▶ PROMPT:
Reproduce the records precisely. Omit every picture.

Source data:
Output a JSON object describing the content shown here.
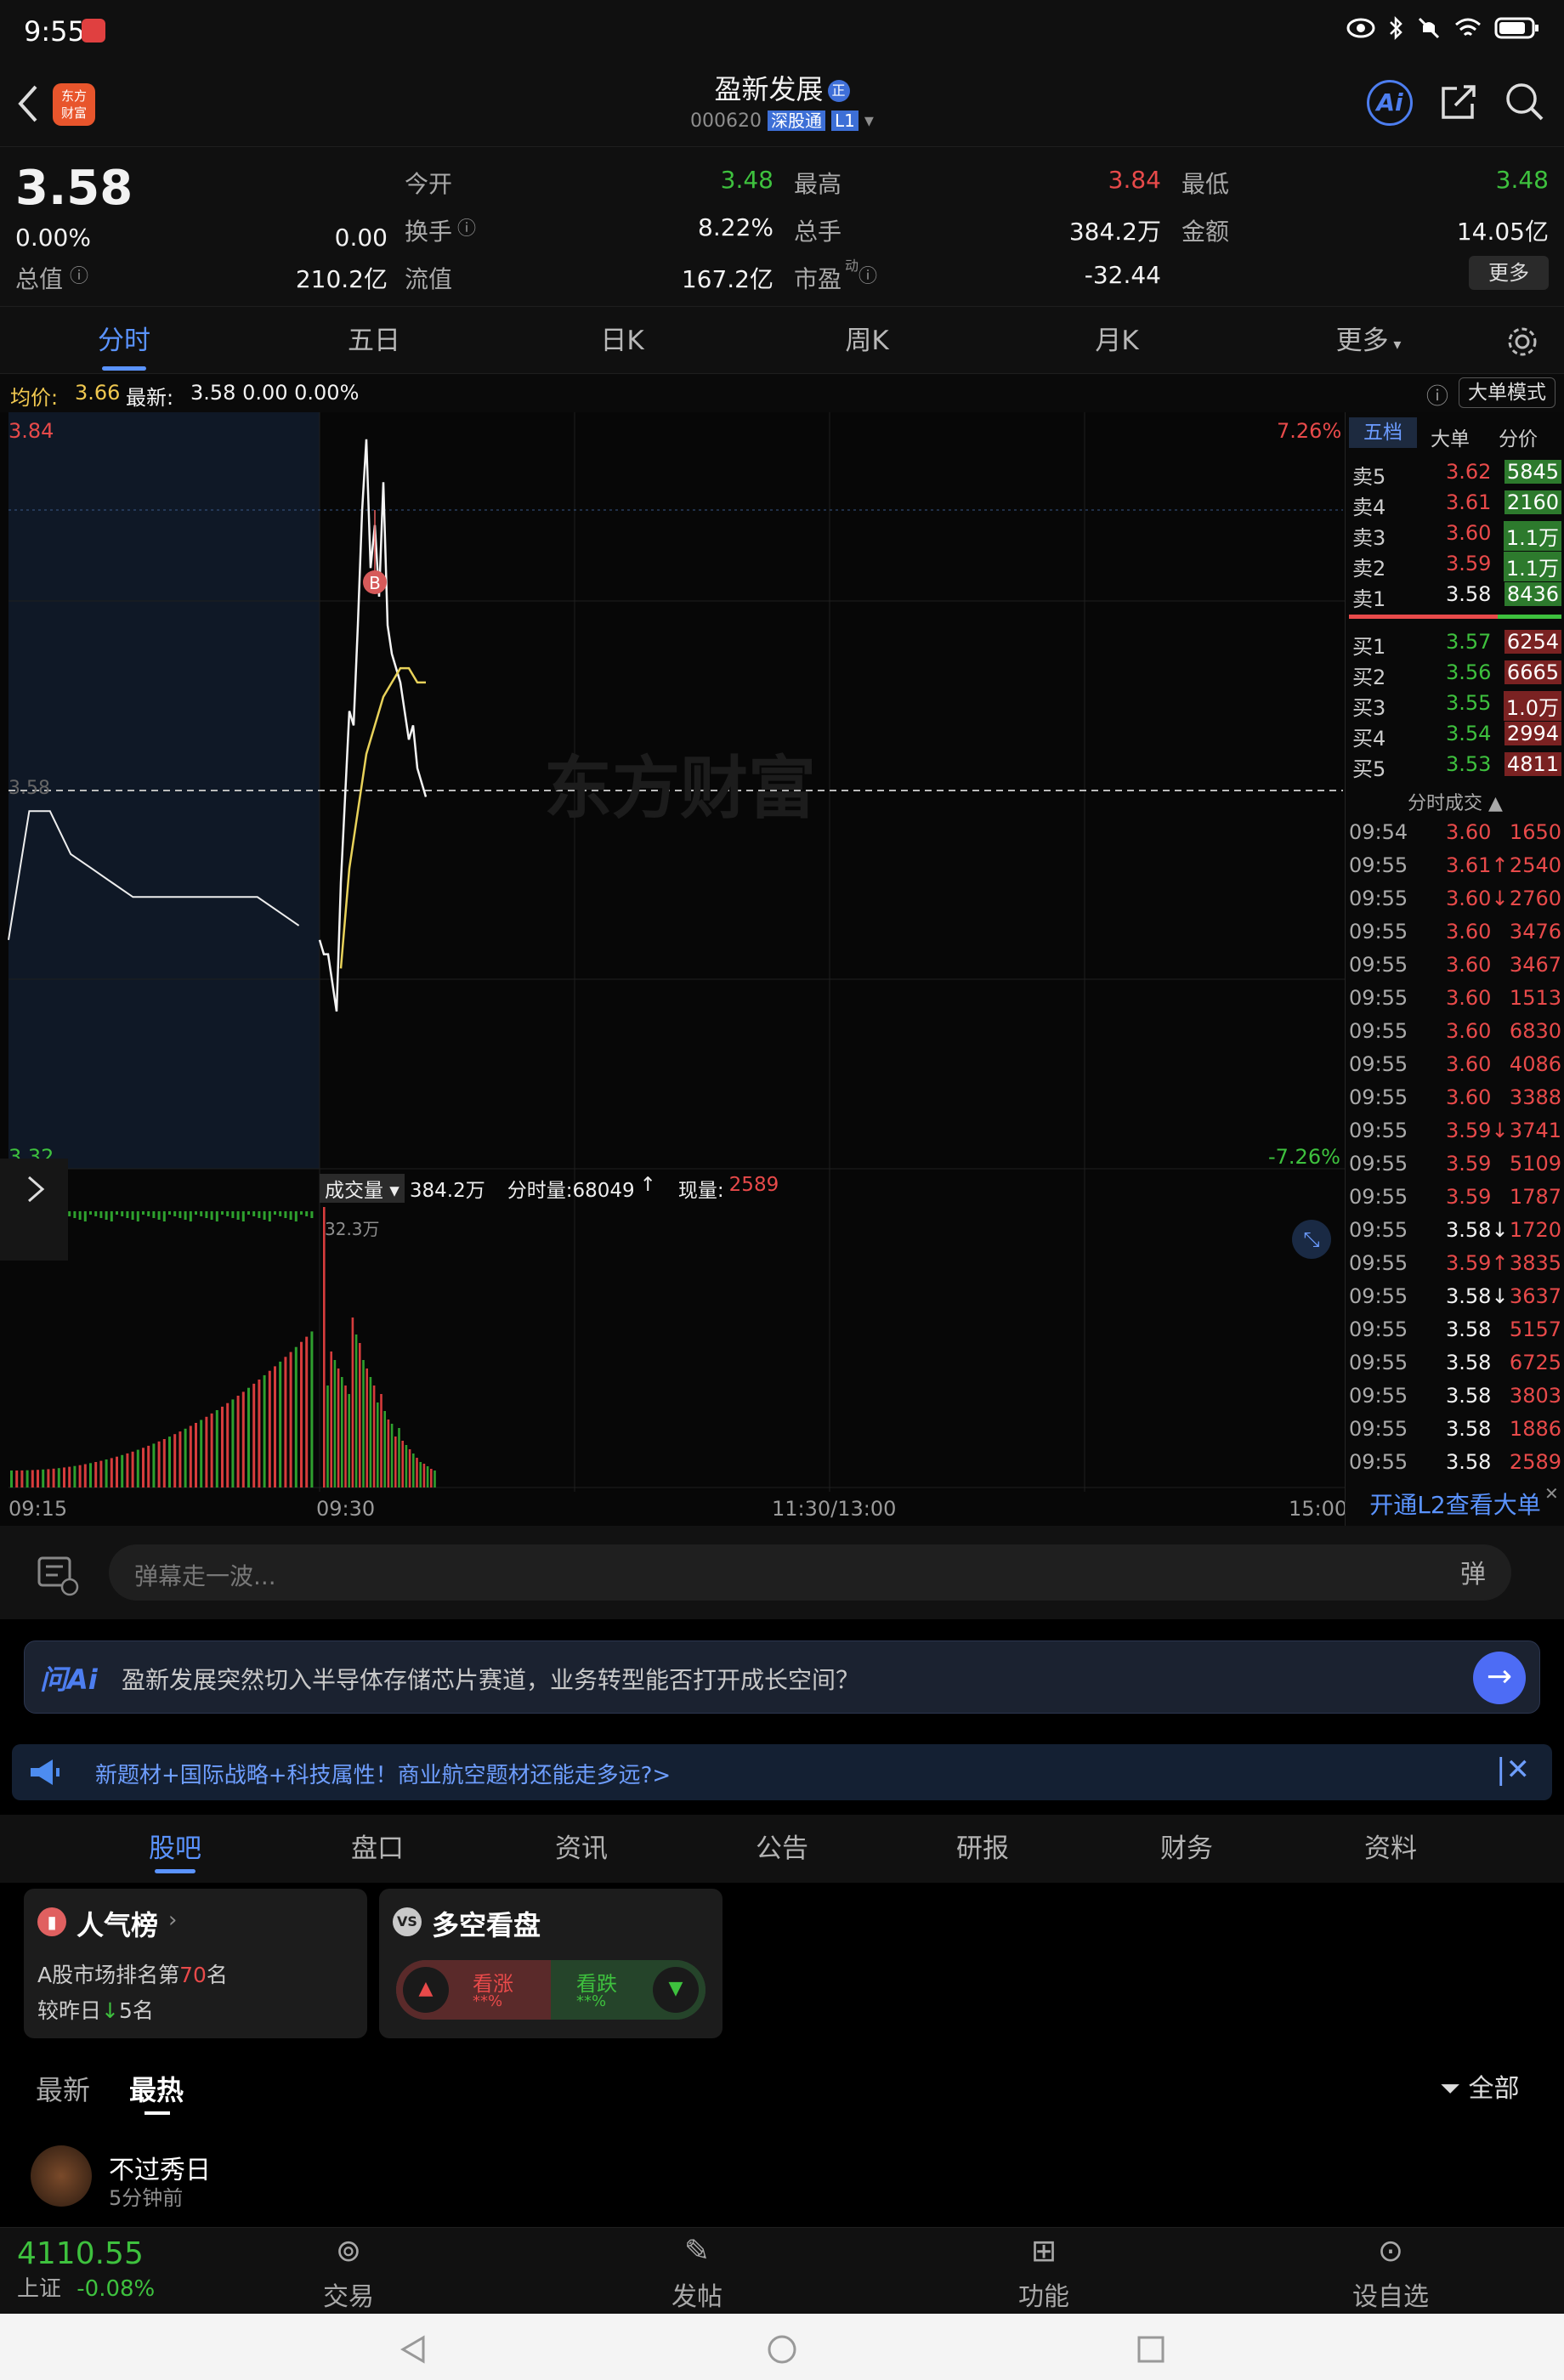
{
  "status": {
    "time": "9:55"
  },
  "header": {
    "name": "盈新发展",
    "code": "000620",
    "board": "深股通",
    "level": "L1",
    "ai_label": "Ai"
  },
  "quote": {
    "price": "3.58",
    "pct": "0.00%",
    "change": "0.00",
    "open_label": "今开",
    "open": "3.48",
    "high_label": "最高",
    "high": "3.84",
    "low_label": "最低",
    "low": "3.48",
    "turnover_label": "换手",
    "turnover": "8.22%",
    "volume_label": "总手",
    "volume": "384.2万",
    "amount_label": "金额",
    "amount": "14.05亿",
    "mcap_label": "总值",
    "mcap": "210.2亿",
    "float_label": "流值",
    "float": "167.2亿",
    "pe_label": "市盈",
    "pe_sup": "动",
    "pe": "-32.44",
    "more": "更多"
  },
  "tabs": [
    "分时",
    "五日",
    "日K",
    "周K",
    "月K",
    "更多"
  ],
  "chart_info": {
    "avg_label": "均价:",
    "avg": "3.66",
    "last_label": "最新:",
    "last": "3.58 0.00 0.00%",
    "mode": "大单模式"
  },
  "chart": {
    "y_high": "3.84",
    "y_low": "3.32",
    "y_mid": "3.58",
    "pct_high": "7.26%",
    "pct_low": "-7.26%",
    "vol_label": "成交量",
    "vol_total": "384.2万",
    "vol_minute": "分时量:68049",
    "vol_now_label": "现量:",
    "vol_now": "2589",
    "vol_max": "32.3万",
    "x_ticks": [
      "09:15",
      "09:30",
      "11:30/13:00",
      "15:00"
    ],
    "buy_marker": "B",
    "watermark": "东方财富"
  },
  "chart_data": {
    "type": "line",
    "series": [
      {
        "name": "最新",
        "x": [
          "09:15",
          "09:16",
          "09:17",
          "09:18",
          "09:19",
          "09:20",
          "09:21",
          "09:22",
          "09:23",
          "09:24",
          "09:25",
          "09:26",
          "09:27",
          "09:28",
          "09:29",
          "09:30",
          "09:31",
          "09:32",
          "09:33",
          "09:34",
          "09:35",
          "09:36",
          "09:37",
          "09:38",
          "09:39",
          "09:40",
          "09:41",
          "09:42",
          "09:43",
          "09:44",
          "09:45",
          "09:46",
          "09:47",
          "09:48",
          "09:49",
          "09:50",
          "09:51",
          "09:52",
          "09:53",
          "09:54",
          "09:55"
        ],
        "values": [
          3.48,
          3.57,
          3.57,
          3.54,
          3.53,
          3.52,
          3.51,
          3.51,
          3.51,
          3.51,
          3.51,
          3.51,
          3.51,
          3.5,
          3.49,
          3.48,
          3.47,
          3.47,
          3.45,
          3.43,
          3.52,
          3.58,
          3.64,
          3.63,
          3.7,
          3.78,
          3.83,
          3.74,
          3.77,
          3.72,
          3.8,
          3.7,
          3.68,
          3.67,
          3.66,
          3.64,
          3.62,
          3.63,
          3.6,
          3.59,
          3.58
        ]
      },
      {
        "name": "均价",
        "x": [
          "09:35",
          "09:37",
          "09:39",
          "09:41",
          "09:43",
          "09:45",
          "09:47",
          "09:49",
          "09:51",
          "09:53",
          "09:55"
        ],
        "values": [
          3.46,
          3.53,
          3.57,
          3.61,
          3.63,
          3.65,
          3.66,
          3.67,
          3.67,
          3.66,
          3.66
        ]
      }
    ],
    "ylim": [
      3.32,
      3.84
    ]
  },
  "orderbook": {
    "tabs": [
      "五档",
      "大单",
      "分价"
    ],
    "asks": [
      {
        "label": "卖5",
        "price": "3.62",
        "vol": "5845"
      },
      {
        "label": "卖4",
        "price": "3.61",
        "vol": "2160"
      },
      {
        "label": "卖3",
        "price": "3.60",
        "vol": "1.1万"
      },
      {
        "label": "卖2",
        "price": "3.59",
        "vol": "1.1万"
      },
      {
        "label": "卖1",
        "price": "3.58",
        "vol": "8436"
      }
    ],
    "bids": [
      {
        "label": "买1",
        "price": "3.57",
        "vol": "6254"
      },
      {
        "label": "买2",
        "price": "3.56",
        "vol": "6665"
      },
      {
        "label": "买3",
        "price": "3.55",
        "vol": "1.0万"
      },
      {
        "label": "买4",
        "price": "3.54",
        "vol": "2994"
      },
      {
        "label": "买5",
        "price": "3.53",
        "vol": "4811"
      }
    ],
    "trades_label": "分时成交"
  },
  "trades": [
    {
      "t": "09:54",
      "p": "3.60",
      "v": "1650",
      "c": "red"
    },
    {
      "t": "09:55",
      "p": "3.61↑",
      "v": "2540",
      "c": "red"
    },
    {
      "t": "09:55",
      "p": "3.60↓",
      "v": "2760",
      "c": "red"
    },
    {
      "t": "09:55",
      "p": "3.60",
      "v": "3476",
      "c": "red"
    },
    {
      "t": "09:55",
      "p": "3.60",
      "v": "3467",
      "c": "red"
    },
    {
      "t": "09:55",
      "p": "3.60",
      "v": "1513",
      "c": "red"
    },
    {
      "t": "09:55",
      "p": "3.60",
      "v": "6830",
      "c": "red"
    },
    {
      "t": "09:55",
      "p": "3.60",
      "v": "4086",
      "c": "red"
    },
    {
      "t": "09:55",
      "p": "3.60",
      "v": "3388",
      "c": "red"
    },
    {
      "t": "09:55",
      "p": "3.59↓",
      "v": "3741",
      "c": "red"
    },
    {
      "t": "09:55",
      "p": "3.59",
      "v": "5109",
      "c": "red"
    },
    {
      "t": "09:55",
      "p": "3.59",
      "v": "1787",
      "c": "red"
    },
    {
      "t": "09:55",
      "p": "3.58↓",
      "v": "1720",
      "c": "white"
    },
    {
      "t": "09:55",
      "p": "3.59↑",
      "v": "3835",
      "c": "red"
    },
    {
      "t": "09:55",
      "p": "3.58↓",
      "v": "3637",
      "c": "white"
    },
    {
      "t": "09:55",
      "p": "3.58",
      "v": "5157",
      "c": "white"
    },
    {
      "t": "09:55",
      "p": "3.58",
      "v": "6725",
      "c": "white"
    },
    {
      "t": "09:55",
      "p": "3.58",
      "v": "3803",
      "c": "white"
    },
    {
      "t": "09:55",
      "p": "3.58",
      "v": "1886",
      "c": "white"
    },
    {
      "t": "09:55",
      "p": "3.58",
      "v": "2589",
      "c": "white"
    }
  ],
  "l2_banner": "开通L2查看大单",
  "danmaku": {
    "placeholder": "弹幕走一波..."
  },
  "ai_bar": {
    "badge": "问Ai",
    "question": "盈新发展突然切入半导体存储芯片赛道，业务转型能否打开成长空间？"
  },
  "notice": {
    "text": "新题材+国际战略+科技属性！商业航空题材还能走多远?>"
  },
  "subtabs": [
    "股吧",
    "盘口",
    "资讯",
    "公告",
    "研报",
    "财务",
    "资料"
  ],
  "popularity": {
    "title": "人气榜",
    "line1": "A股市场排名第",
    "rank": "70",
    "line1_suffix": "名",
    "line2": "较昨日",
    "delta": "5",
    "line2_suffix": "名"
  },
  "sentiment": {
    "title": "多空看盘",
    "bull": "看涨",
    "bear": "看跌",
    "bull_pct": "**%",
    "bear_pct": "**%"
  },
  "feed": {
    "sort_new": "最新",
    "sort_hot": "最热",
    "filter": "全部",
    "post_user": "不过秀日",
    "post_time": "5分钟前"
  },
  "index": {
    "value": "4110.55",
    "name": "上证",
    "pct": "-0.08%"
  },
  "bottomnav": [
    "交易",
    "发帖",
    "功能",
    "设自选"
  ],
  "colors": {
    "up": "#e84a4a",
    "down": "#3ec13e",
    "accent": "#5a93ff"
  }
}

▶ EXERCISE OUTPUT:
Output a JSON object describing the content shown here.
{
  "status": {
    "time": "9:55"
  },
  "header": {
    "name": "盈新发展",
    "code": "000620",
    "board": "深股通",
    "level": "L1",
    "ai_label": "Ai"
  },
  "quote": {
    "price": "3.58",
    "pct": "0.00%",
    "change": "0.00",
    "open_label": "今开",
    "open": "3.48",
    "high_label": "最高",
    "high": "3.84",
    "low_label": "最低",
    "low": "3.48",
    "turnover_label": "换手",
    "turnover": "8.22%",
    "volume_label": "总手",
    "volume": "384.2万",
    "amount_label": "金额",
    "amount": "14.05亿",
    "mcap_label": "总值",
    "mcap": "210.2亿",
    "float_label": "流值",
    "float": "167.2亿",
    "pe_label": "市盈",
    "pe_sup": "动",
    "pe": "-32.44",
    "more": "更多"
  },
  "tabs": [
    "分时",
    "五日",
    "日K",
    "周K",
    "月K",
    "更多"
  ],
  "chart_info": {
    "avg_label": "均价:",
    "avg": "3.66",
    "last_label": "最新:",
    "last": "3.58 0.00 0.00%",
    "mode": "大单模式"
  },
  "chart": {
    "y_high": "3.84",
    "y_low": "3.32",
    "y_mid": "3.58",
    "pct_high": "7.26%",
    "pct_low": "-7.26%",
    "vol_label": "成交量",
    "vol_total": "384.2万",
    "vol_minute": "分时量:68049",
    "vol_now_label": "现量:",
    "vol_now": "2589",
    "vol_max": "32.3万",
    "x_ticks": [
      "09:15",
      "09:30",
      "11:30/13:00",
      "15:00"
    ],
    "buy_marker": "B",
    "watermark": "东方财富"
  },
  "chart_data": {
    "type": "line",
    "series": [
      {
        "name": "最新",
        "x": [
          "09:15",
          "09:16",
          "09:17",
          "09:18",
          "09:19",
          "09:20",
          "09:21",
          "09:22",
          "09:23",
          "09:24",
          "09:25",
          "09:26",
          "09:27",
          "09:28",
          "09:29",
          "09:30",
          "09:31",
          "09:32",
          "09:33",
          "09:34",
          "09:35",
          "09:36",
          "09:37",
          "09:38",
          "09:39",
          "09:40",
          "09:41",
          "09:42",
          "09:43",
          "09:44",
          "09:45",
          "09:46",
          "09:47",
          "09:48",
          "09:49",
          "09:50",
          "09:51",
          "09:52",
          "09:53",
          "09:54",
          "09:55"
        ],
        "values": [
          3.48,
          3.57,
          3.57,
          3.54,
          3.53,
          3.52,
          3.51,
          3.51,
          3.51,
          3.51,
          3.51,
          3.51,
          3.51,
          3.5,
          3.49,
          3.48,
          3.47,
          3.47,
          3.45,
          3.43,
          3.52,
          3.58,
          3.64,
          3.63,
          3.7,
          3.78,
          3.83,
          3.74,
          3.77,
          3.72,
          3.8,
          3.7,
          3.68,
          3.67,
          3.66,
          3.64,
          3.62,
          3.63,
          3.6,
          3.59,
          3.58
        ]
      },
      {
        "name": "均价",
        "x": [
          "09:35",
          "09:37",
          "09:39",
          "09:41",
          "09:43",
          "09:45",
          "09:47",
          "09:49",
          "09:51",
          "09:53",
          "09:55"
        ],
        "values": [
          3.46,
          3.53,
          3.57,
          3.61,
          3.63,
          3.65,
          3.66,
          3.67,
          3.67,
          3.66,
          3.66
        ]
      }
    ],
    "ylim": [
      3.32,
      3.84
    ]
  },
  "orderbook": {
    "tabs": [
      "五档",
      "大单",
      "分价"
    ],
    "asks": [
      {
        "label": "卖5",
        "price": "3.62",
        "vol": "5845"
      },
      {
        "label": "卖4",
        "price": "3.61",
        "vol": "2160"
      },
      {
        "label": "卖3",
        "price": "3.60",
        "vol": "1.1万"
      },
      {
        "label": "卖2",
        "price": "3.59",
        "vol": "1.1万"
      },
      {
        "label": "卖1",
        "price": "3.58",
        "vol": "8436"
      }
    ],
    "bids": [
      {
        "label": "买1",
        "price": "3.57",
        "vol": "6254"
      },
      {
        "label": "买2",
        "price": "3.56",
        "vol": "6665"
      },
      {
        "label": "买3",
        "price": "3.55",
        "vol": "1.0万"
      },
      {
        "label": "买4",
        "price": "3.54",
        "vol": "2994"
      },
      {
        "label": "买5",
        "price": "3.53",
        "vol": "4811"
      }
    ],
    "trades_label": "分时成交"
  },
  "trades": [
    {
      "t": "09:54",
      "p": "3.60",
      "v": "1650",
      "c": "red"
    },
    {
      "t": "09:55",
      "p": "3.61↑",
      "v": "2540",
      "c": "red"
    },
    {
      "t": "09:55",
      "p": "3.60↓",
      "v": "2760",
      "c": "red"
    },
    {
      "t": "09:55",
      "p": "3.60",
      "v": "3476",
      "c": "red"
    },
    {
      "t": "09:55",
      "p": "3.60",
      "v": "3467",
      "c": "red"
    },
    {
      "t": "09:55",
      "p": "3.60",
      "v": "1513",
      "c": "red"
    },
    {
      "t": "09:55",
      "p": "3.60",
      "v": "6830",
      "c": "red"
    },
    {
      "t": "09:55",
      "p": "3.60",
      "v": "4086",
      "c": "red"
    },
    {
      "t": "09:55",
      "p": "3.60",
      "v": "3388",
      "c": "red"
    },
    {
      "t": "09:55",
      "p": "3.59↓",
      "v": "3741",
      "c": "red"
    },
    {
      "t": "09:55",
      "p": "3.59",
      "v": "5109",
      "c": "red"
    },
    {
      "t": "09:55",
      "p": "3.59",
      "v": "1787",
      "c": "red"
    },
    {
      "t": "09:55",
      "p": "3.58↓",
      "v": "1720",
      "c": "white"
    },
    {
      "t": "09:55",
      "p": "3.59↑",
      "v": "3835",
      "c": "red"
    },
    {
      "t": "09:55",
      "p": "3.58↓",
      "v": "3637",
      "c": "white"
    },
    {
      "t": "09:55",
      "p": "3.58",
      "v": "5157",
      "c": "white"
    },
    {
      "t": "09:55",
      "p": "3.58",
      "v": "6725",
      "c": "white"
    },
    {
      "t": "09:55",
      "p": "3.58",
      "v": "3803",
      "c": "white"
    },
    {
      "t": "09:55",
      "p": "3.58",
      "v": "1886",
      "c": "white"
    },
    {
      "t": "09:55",
      "p": "3.58",
      "v": "2589",
      "c": "white"
    }
  ],
  "l2_banner": "开通L2查看大单",
  "danmaku": {
    "placeholder": "弹幕走一波..."
  },
  "ai_bar": {
    "badge": "问Ai",
    "question": "盈新发展突然切入半导体存储芯片赛道，业务转型能否打开成长空间？"
  },
  "notice": {
    "text": "新题材+国际战略+科技属性！商业航空题材还能走多远?>"
  },
  "subtabs": [
    "股吧",
    "盘口",
    "资讯",
    "公告",
    "研报",
    "财务",
    "资料"
  ],
  "popularity": {
    "title": "人气榜",
    "line1": "A股市场排名第",
    "rank": "70",
    "line1_suffix": "名",
    "line2": "较昨日",
    "delta": "5",
    "line2_suffix": "名"
  },
  "sentiment": {
    "title": "多空看盘",
    "bull": "看涨",
    "bear": "看跌",
    "bull_pct": "**%",
    "bear_pct": "**%"
  },
  "feed": {
    "sort_new": "最新",
    "sort_hot": "最热",
    "filter": "全部",
    "post_user": "不过秀日",
    "post_time": "5分钟前"
  },
  "index": {
    "value": "4110.55",
    "name": "上证",
    "pct": "-0.08%"
  },
  "bottomnav": [
    "交易",
    "发帖",
    "功能",
    "设自选"
  ],
  "colors": {
    "up": "#e84a4a",
    "down": "#3ec13e",
    "accent": "#5a93ff"
  }
}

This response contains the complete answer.